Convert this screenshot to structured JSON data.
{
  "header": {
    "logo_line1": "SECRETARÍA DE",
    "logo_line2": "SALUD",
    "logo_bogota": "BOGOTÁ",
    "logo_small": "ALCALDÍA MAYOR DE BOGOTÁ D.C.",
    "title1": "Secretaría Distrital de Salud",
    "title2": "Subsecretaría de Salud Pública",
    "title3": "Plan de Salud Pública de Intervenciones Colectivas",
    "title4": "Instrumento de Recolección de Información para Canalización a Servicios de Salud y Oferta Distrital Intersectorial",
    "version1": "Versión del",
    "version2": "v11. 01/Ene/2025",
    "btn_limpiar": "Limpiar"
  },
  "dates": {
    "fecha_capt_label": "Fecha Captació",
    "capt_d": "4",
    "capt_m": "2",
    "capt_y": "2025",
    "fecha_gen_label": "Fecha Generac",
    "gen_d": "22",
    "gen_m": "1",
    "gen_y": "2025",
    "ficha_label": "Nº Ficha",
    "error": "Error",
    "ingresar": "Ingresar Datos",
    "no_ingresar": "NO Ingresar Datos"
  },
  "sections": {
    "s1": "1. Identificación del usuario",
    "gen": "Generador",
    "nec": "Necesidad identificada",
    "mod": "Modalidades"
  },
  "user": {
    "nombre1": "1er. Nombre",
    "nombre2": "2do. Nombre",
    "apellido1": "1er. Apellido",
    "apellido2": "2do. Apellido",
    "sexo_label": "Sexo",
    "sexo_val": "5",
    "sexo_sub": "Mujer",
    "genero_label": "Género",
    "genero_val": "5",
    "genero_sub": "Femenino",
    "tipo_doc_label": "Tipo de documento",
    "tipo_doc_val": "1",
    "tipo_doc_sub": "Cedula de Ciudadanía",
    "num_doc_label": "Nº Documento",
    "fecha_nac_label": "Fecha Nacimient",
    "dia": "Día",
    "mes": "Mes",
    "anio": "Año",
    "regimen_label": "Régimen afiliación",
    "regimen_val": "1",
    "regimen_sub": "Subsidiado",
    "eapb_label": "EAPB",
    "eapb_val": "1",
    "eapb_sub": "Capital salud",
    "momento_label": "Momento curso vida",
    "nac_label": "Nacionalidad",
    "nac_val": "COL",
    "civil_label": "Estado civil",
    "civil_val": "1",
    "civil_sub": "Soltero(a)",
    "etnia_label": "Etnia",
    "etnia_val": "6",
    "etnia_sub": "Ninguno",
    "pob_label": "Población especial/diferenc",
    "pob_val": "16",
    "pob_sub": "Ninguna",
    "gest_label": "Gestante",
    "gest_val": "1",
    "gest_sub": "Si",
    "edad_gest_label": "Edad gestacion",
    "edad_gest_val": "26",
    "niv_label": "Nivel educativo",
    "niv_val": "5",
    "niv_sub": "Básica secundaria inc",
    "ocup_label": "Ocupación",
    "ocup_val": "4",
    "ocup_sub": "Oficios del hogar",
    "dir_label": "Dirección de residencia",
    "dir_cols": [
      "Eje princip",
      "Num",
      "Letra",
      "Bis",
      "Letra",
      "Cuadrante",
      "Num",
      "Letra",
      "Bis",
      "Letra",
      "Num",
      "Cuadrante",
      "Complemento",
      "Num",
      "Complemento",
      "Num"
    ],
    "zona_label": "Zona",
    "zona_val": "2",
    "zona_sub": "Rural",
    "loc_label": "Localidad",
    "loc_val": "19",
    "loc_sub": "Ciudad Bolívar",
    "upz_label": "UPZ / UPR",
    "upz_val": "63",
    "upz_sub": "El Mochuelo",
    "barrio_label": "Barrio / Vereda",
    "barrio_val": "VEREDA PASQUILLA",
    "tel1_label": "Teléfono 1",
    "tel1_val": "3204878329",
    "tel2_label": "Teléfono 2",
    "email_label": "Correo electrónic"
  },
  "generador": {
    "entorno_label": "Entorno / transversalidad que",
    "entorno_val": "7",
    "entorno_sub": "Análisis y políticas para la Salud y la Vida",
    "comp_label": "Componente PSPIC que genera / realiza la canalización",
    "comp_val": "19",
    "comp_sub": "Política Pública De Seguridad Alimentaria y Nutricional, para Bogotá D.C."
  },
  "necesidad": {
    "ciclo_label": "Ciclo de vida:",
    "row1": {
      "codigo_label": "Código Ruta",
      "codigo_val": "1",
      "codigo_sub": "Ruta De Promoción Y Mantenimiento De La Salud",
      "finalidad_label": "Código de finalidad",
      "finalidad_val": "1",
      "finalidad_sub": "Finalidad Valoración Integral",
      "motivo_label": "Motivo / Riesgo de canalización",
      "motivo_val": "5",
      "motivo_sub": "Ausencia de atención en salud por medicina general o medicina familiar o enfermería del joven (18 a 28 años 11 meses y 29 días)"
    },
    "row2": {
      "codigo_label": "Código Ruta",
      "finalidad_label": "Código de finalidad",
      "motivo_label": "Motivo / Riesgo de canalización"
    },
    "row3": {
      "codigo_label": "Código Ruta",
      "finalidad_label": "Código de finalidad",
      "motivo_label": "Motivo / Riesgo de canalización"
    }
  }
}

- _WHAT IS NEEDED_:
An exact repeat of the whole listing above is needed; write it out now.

- _EXERCISE OUTPUT_:
Convert this screenshot to structured JSON data.
{
  "header": {
    "logo_line1": "SECRETARÍA DE",
    "logo_line2": "SALUD",
    "logo_bogota": "BOGOTÁ",
    "logo_small": "ALCALDÍA MAYOR DE BOGOTÁ D.C.",
    "title1": "Secretaría Distrital de Salud",
    "title2": "Subsecretaría de Salud Pública",
    "title3": "Plan de Salud Pública de Intervenciones Colectivas",
    "title4": "Instrumento de Recolección de Información para Canalización a Servicios de Salud y Oferta Distrital Intersectorial",
    "version1": "Versión del",
    "version2": "v11. 01/Ene/2025",
    "btn_limpiar": "Limpiar"
  },
  "dates": {
    "fecha_capt_label": "Fecha Captació",
    "capt_d": "4",
    "capt_m": "2",
    "capt_y": "2025",
    "fecha_gen_label": "Fecha Generac",
    "gen_d": "22",
    "gen_m": "1",
    "gen_y": "2025",
    "ficha_label": "Nº Ficha",
    "error": "Error",
    "ingresar": "Ingresar Datos",
    "no_ingresar": "NO Ingresar Datos"
  },
  "sections": {
    "s1": "1. Identificación del usuario",
    "gen": "Generador",
    "nec": "Necesidad identificada",
    "mod": "Modalidades"
  },
  "user": {
    "nombre1": "1er. Nombre",
    "nombre2": "2do. Nombre",
    "apellido1": "1er. Apellido",
    "apellido2": "2do. Apellido",
    "sexo_label": "Sexo",
    "sexo_val": "5",
    "sexo_sub": "Mujer",
    "genero_label": "Género",
    "genero_val": "5",
    "genero_sub": "Femenino",
    "tipo_doc_label": "Tipo de documento",
    "tipo_doc_val": "1",
    "tipo_doc_sub": "Cedula de Ciudadanía",
    "num_doc_label": "Nº Documento",
    "fecha_nac_label": "Fecha Nacimient",
    "dia": "Día",
    "mes": "Mes",
    "anio": "Año",
    "regimen_label": "Régimen afiliación",
    "regimen_val": "1",
    "regimen_sub": "Subsidiado",
    "eapb_label": "EAPB",
    "eapb_val": "1",
    "eapb_sub": "Capital salud",
    "momento_label": "Momento curso vida",
    "nac_label": "Nacionalidad",
    "nac_val": "COL",
    "civil_label": "Estado civil",
    "civil_val": "1",
    "civil_sub": "Soltero(a)",
    "etnia_label": "Etnia",
    "etnia_val": "6",
    "etnia_sub": "Ninguno",
    "pob_label": "Población especial/diferenc",
    "pob_val": "16",
    "pob_sub": "Ninguna",
    "gest_label": "Gestante",
    "gest_val": "1",
    "gest_sub": "Si",
    "edad_gest_label": "Edad gestacion",
    "edad_gest_val": "26",
    "niv_label": "Nivel educativo",
    "niv_val": "5",
    "niv_sub": "Básica secundaria inc",
    "ocup_label": "Ocupación",
    "ocup_val": "4",
    "ocup_sub": "Oficios del hogar",
    "dir_label": "Dirección de residencia",
    "dir_cols": [
      "Eje princip",
      "Num",
      "Letra",
      "Bis",
      "Letra",
      "Cuadrante",
      "Num",
      "Letra",
      "Bis",
      "Letra",
      "Num",
      "Cuadrante",
      "Complemento",
      "Num",
      "Complemento",
      "Num"
    ],
    "zona_label": "Zona",
    "zona_val": "2",
    "zona_sub": "Rural",
    "loc_label": "Localidad",
    "loc_val": "19",
    "loc_sub": "Ciudad Bolívar",
    "upz_label": "UPZ / UPR",
    "upz_val": "63",
    "upz_sub": "El Mochuelo",
    "barrio_label": "Barrio / Vereda",
    "barrio_val": "VEREDA PASQUILLA",
    "tel1_label": "Teléfono 1",
    "tel1_val": "3204878329",
    "tel2_label": "Teléfono 2",
    "email_label": "Correo electrónic"
  },
  "generador": {
    "entorno_label": "Entorno / transversalidad que",
    "entorno_val": "7",
    "entorno_sub": "Análisis y políticas para la Salud y la Vida",
    "comp_label": "Componente PSPIC que genera / realiza la canalización",
    "comp_val": "19",
    "comp_sub": "Política Pública De Seguridad Alimentaria y Nutricional, para Bogotá D.C."
  },
  "necesidad": {
    "ciclo_label": "Ciclo de vida:",
    "row1": {
      "codigo_label": "Código Ruta",
      "codigo_val": "1",
      "codigo_sub": "Ruta De Promoción Y Mantenimiento De La Salud",
      "finalidad_label": "Código de finalidad",
      "finalidad_val": "1",
      "finalidad_sub": "Finalidad Valoración Integral",
      "motivo_label": "Motivo / Riesgo de canalización",
      "motivo_val": "5",
      "motivo_sub": "Ausencia de atención en salud por medicina general o medicina familiar o enfermería del joven (18 a 28 años 11 meses y 29 días)"
    },
    "row2": {
      "codigo_label": "Código Ruta",
      "finalidad_label": "Código de finalidad",
      "motivo_label": "Motivo / Riesgo de canalización"
    },
    "row3": {
      "codigo_label": "Código Ruta",
      "finalidad_label": "Código de finalidad",
      "motivo_label": "Motivo / Riesgo de canalización"
    }
  }
}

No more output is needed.